(Dataset entries begins)

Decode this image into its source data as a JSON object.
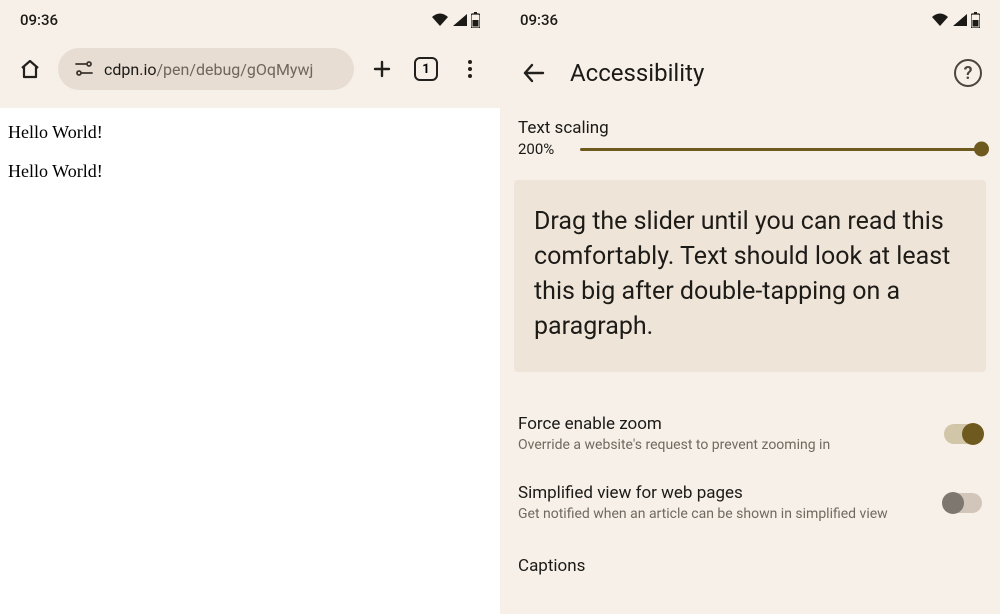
{
  "left": {
    "status": {
      "time": "09:36"
    },
    "url": {
      "domain": "cdpn.io",
      "path": "/pen/debug/gOqMywj"
    },
    "tab_count": "1",
    "content": {
      "line1": "Hello World!",
      "line2": "Hello World!"
    }
  },
  "right": {
    "status": {
      "time": "09:36"
    },
    "header": {
      "title": "Accessibility"
    },
    "text_scaling": {
      "label": "Text scaling",
      "value": "200%",
      "slider_percent": 100
    },
    "sample": {
      "text": "Drag the slider until you can read this comfortably. Text should look at least this big after double-tapping on a paragraph."
    },
    "force_zoom": {
      "title": "Force enable zoom",
      "subtitle": "Override a website's request to prevent zooming in",
      "enabled": true
    },
    "simplified": {
      "title": "Simplified view for web pages",
      "subtitle": "Get notified when an article can be shown in simplified view",
      "enabled": false
    },
    "captions": {
      "title": "Captions"
    }
  }
}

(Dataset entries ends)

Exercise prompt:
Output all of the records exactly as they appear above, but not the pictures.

Answer:
Decode this image into its source data as a JSON object.
{
  "left": {
    "status": {
      "time": "09:36"
    },
    "url": {
      "domain": "cdpn.io",
      "path": "/pen/debug/gOqMywj"
    },
    "tab_count": "1",
    "content": {
      "line1": "Hello World!",
      "line2": "Hello World!"
    }
  },
  "right": {
    "status": {
      "time": "09:36"
    },
    "header": {
      "title": "Accessibility"
    },
    "text_scaling": {
      "label": "Text scaling",
      "value": "200%",
      "slider_percent": 100
    },
    "sample": {
      "text": "Drag the slider until you can read this comfortably. Text should look at least this big after double-tapping on a paragraph."
    },
    "force_zoom": {
      "title": "Force enable zoom",
      "subtitle": "Override a website's request to prevent zooming in",
      "enabled": true
    },
    "simplified": {
      "title": "Simplified view for web pages",
      "subtitle": "Get notified when an article can be shown in simplified view",
      "enabled": false
    },
    "captions": {
      "title": "Captions"
    }
  }
}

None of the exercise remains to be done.